Record-high Attendance at "c.o.p.s. Kids" Summer Camp 2005
Castle Dale residents among the survivors attending
|Noah Johnson learns how to shoot a bow at camp.|
"I came home and found Mommy lying in the kitchen floor. She was crying so hard she was shaking. I didn't know what to do, so I went to my room and climbed on my bed and I cried until I shook, too."
These words came from a young child whose father was a law enforcement officer killed in the line of duty. He was speaking to a "C.O.P.S. Kids" counselor during the National Police Survivors' Conference, a program of Concerns of Police Survivors, Inc. (COPS). COPS is a national non-profit organization that for more than 21 years has been called a "lifeline" by the surviving families of law enforcement officers killed doing their jobs.
The scenario described so simply and innocently by that young child was the catalyst that compelled COPS to develop "C.O.P.S. Kids" Summer Camp. COPS' 11th annual, "C.O.P.S. Kids" Summer Camp was once again held at Army Lake Camp in East Troy, Wis., Aug. 7, with record-high attendance.
The formula that makes "C.O.P.S. Kids" Summer Camp a valuable resource for law enforcement surviving families requires that the surviving parent/guardian attend along with the surviving children ages 6-14.
"The philosophy of our camp is that the surviving family should grieve and rebuild their lives together, " stated COPS' Executive Director Suzie Sawyer. "Widows have lost their life partner and co-parent. Children have lost a parent, usually, but not always, the father, the parent that tradition says will teach them about camping, fishing, and other outdoor activities. Each family member, adult and child, must learn to cope in their new roles, not only individually, but together as a family. A summer camp setting provides outdoor activities and plenty of opportunities for personal and family growth and enrichment. COPS supplements regular camp activities with counseling sessions facilitated by mental health professionals familiar with the trauma associated with line-of-duty death."

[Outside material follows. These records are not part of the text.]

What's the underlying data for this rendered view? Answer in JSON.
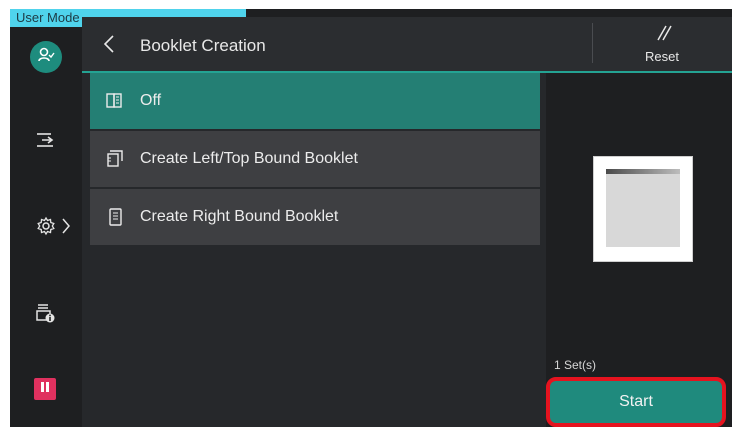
{
  "mode_label": "User Mode",
  "header": {
    "title": "Booklet Creation",
    "reset_label": "Reset"
  },
  "options": [
    {
      "label": "Off",
      "icon": "booklet-off-icon",
      "selected": true
    },
    {
      "label": "Create Left/Top Bound Booklet",
      "icon": "left-bound-booklet-icon",
      "selected": false
    },
    {
      "label": "Create Right Bound Booklet",
      "icon": "right-bound-booklet-icon",
      "selected": false
    }
  ],
  "preview": {
    "sets_label": "1 Set(s)"
  },
  "start_label": "Start",
  "sidebar": {
    "icons": [
      "user-icon",
      "input-icon",
      "settings-icon",
      "job-status-icon",
      "pause-icon"
    ]
  },
  "colors": {
    "accent": "#24a393",
    "selected": "#247f74",
    "pause": "#e0315f",
    "highlight_border": "#e5131f",
    "user_mode_bar": "#4fd3ec"
  }
}
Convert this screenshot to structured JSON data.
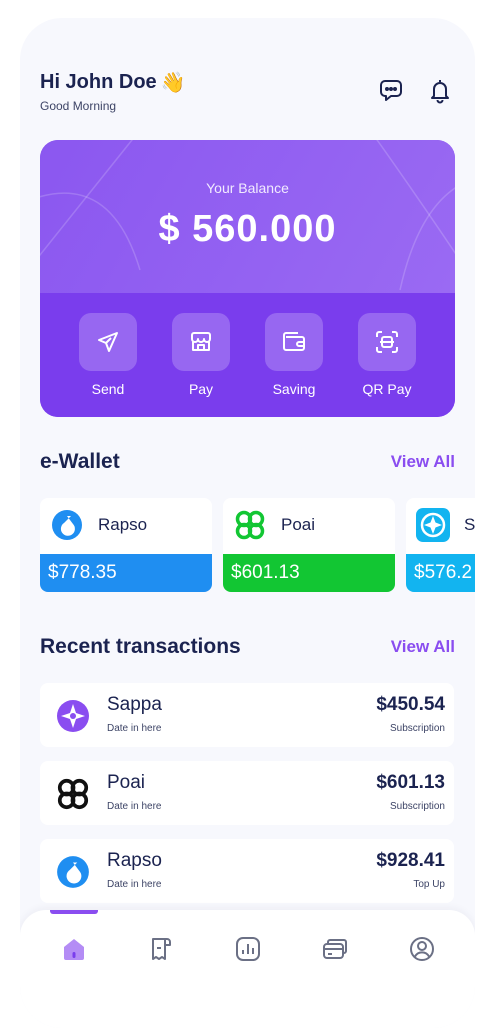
{
  "header": {
    "greeting": "Hi John Doe",
    "wave_emoji": "👋",
    "subtitle": "Good Morning",
    "chat_icon": "chat-bubbles-icon",
    "bell_icon": "bell-icon"
  },
  "balance": {
    "label": "Your Balance",
    "value": "$ 560.000"
  },
  "actions": [
    {
      "label": "Send",
      "icon": "send-icon"
    },
    {
      "label": "Pay",
      "icon": "store-icon"
    },
    {
      "label": "Saving",
      "icon": "wallet-icon"
    },
    {
      "label": "QR Pay",
      "icon": "qr-scan-icon"
    }
  ],
  "ewallet": {
    "title": "e-Wallet",
    "view_all": "View All",
    "items": [
      {
        "name": "Rapso",
        "balance": "$778.35",
        "color": "#1f8ef1"
      },
      {
        "name": "Poai",
        "balance": "$601.13",
        "color": "#12c633"
      },
      {
        "name": "S",
        "balance": "$576.2",
        "color": "#12b4f0"
      }
    ]
  },
  "transactions": {
    "title": "Recent transactions",
    "view_all": "View All",
    "items": [
      {
        "name": "Sappa",
        "date": "Date in here",
        "amount": "$450.54",
        "type": "Subscription"
      },
      {
        "name": "Poai",
        "date": "Date in here",
        "amount": "$601.13",
        "type": "Subscription"
      },
      {
        "name": "Rapso",
        "date": "Date in here",
        "amount": "$928.41",
        "type": "Top Up"
      }
    ]
  },
  "nav": {
    "items": [
      "home-icon",
      "receipt-icon",
      "analytics-icon",
      "cards-icon",
      "profile-icon"
    ],
    "active": "home-icon"
  },
  "colors": {
    "accent": "#8a4df0",
    "card": "#7b3ff0",
    "text": "#1b2350"
  }
}
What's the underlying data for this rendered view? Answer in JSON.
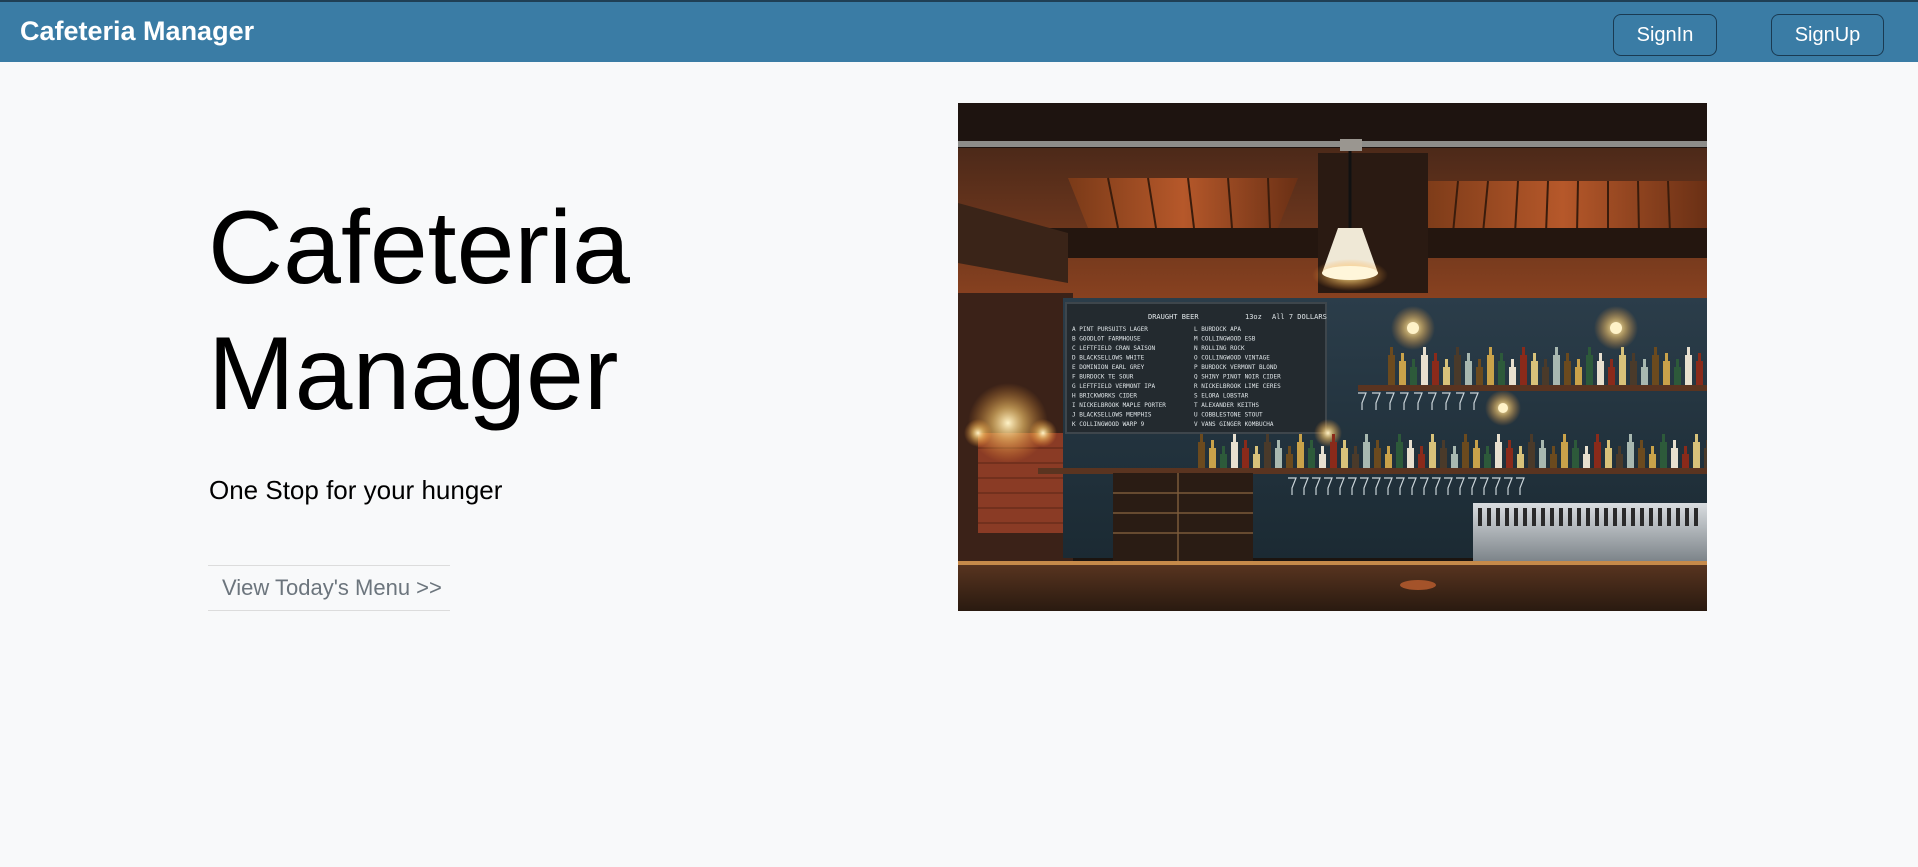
{
  "navbar": {
    "brand": "Cafeteria Manager",
    "signin_label": "SignIn",
    "signup_label": "SignUp",
    "color": "#3a7ca5"
  },
  "hero": {
    "title_line1": "Cafeteria",
    "title_line2": "Manager",
    "tagline": "One Stop for your hunger",
    "menu_link": "View Today's Menu >>"
  },
  "image": {
    "subject": "bar-interior-photo",
    "board_heading": "DRAUGHT BEER",
    "board_size": "13oz",
    "board_price": "All 7 DOLLARS",
    "board_left": [
      "A PINT PURSUITS LAGER",
      "B GOODLOT FARMHOUSE",
      "C LEFTFIELD CRAN SAISON",
      "D BLACKSELLOWS WHITE",
      "E DOMINION EARL GREY",
      "F BURDOCK TE SOUR",
      "G LEFTFIELD VERMONT IPA",
      "H BRICKWORKS CIDER",
      "I NICKELBROOK MAPLE PORTER",
      "J BLACKSELLOWS MEMPHIS",
      "K COLLINGWOOD WARP 9"
    ],
    "board_right": [
      "L BURDOCK APA",
      "M COLLINGWOOD ESB",
      "N ROLLING ROCK",
      "O COLLINGWOOD VINTAGE",
      "P BURDOCK VERMONT BLOND",
      "Q SHINY PINOT NOIR CIDER",
      "R NICKELBROOK LIME CERES",
      "S ELORA LOBSTAR",
      "T ALEXANDER KEITHS",
      "U COBBLESTONE STOUT",
      "V VANS GINGER KOMBUCHA"
    ]
  }
}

The Wisconsin Department of Natural Resources was actively involved with teaching the campers archery skills, and how to fish, canoe, and shoot pellet guns and rifles. Several Wisconsin law enforcement agencies provided assistance at the Milwaukee airport, meeting and welcoming survivors.
This formula has already given healing, love, and life renewed to the 684 survivors who have attended the previous 10 camps. Record-high attendance at this year's camp included 88 surviving children and 49 parents, three of them surviving dads and one grandfather/guardian. COPS covers all costs associated with the week-long camp; survivors are only responsible for their travel to Wisconsin. Attending from Castle Dale were Lisa, Trevor, and Noah Johnson, survivors of Emery County Sheriff's Deputy Jeremiah Johnson, killed May 27, 2003.
"The 40 percent rise in camp costs this year is a double-edge sword," Sawyer continued. "COPS' sole purpose is to help law enforcement survivors rebuild their shattered lives, so of course we're delighted that word-of-mouth throughout the COPS' membership of more than 14,000 surviving households is bringing more survivors to this program. But the tremendous cost is something we didn't plan for in our yearly budget. 'C.O.P.S. Kids' Summer Camp could certainly use a guardian angel."
COPS is a 501(c)(3) corporation. Donations are tax-deductible according to IRS regulations. COPS has been awarded four out of a possible four stars by Charity Navigator, an independent charity evaluator, signifying that COPS has demonstrated exceptional financial health, outperforming most of its peers in its efforts to manage and grow its finances in the most fiscally responsible way possible.
For more information about Concerns of Police Survivors, Inc., or to help support COPS' programs, contact COPS at (573) 346-4911, or e-mail firstname.lastname@example.org. Visit the COPS website at www.nationalcops.org.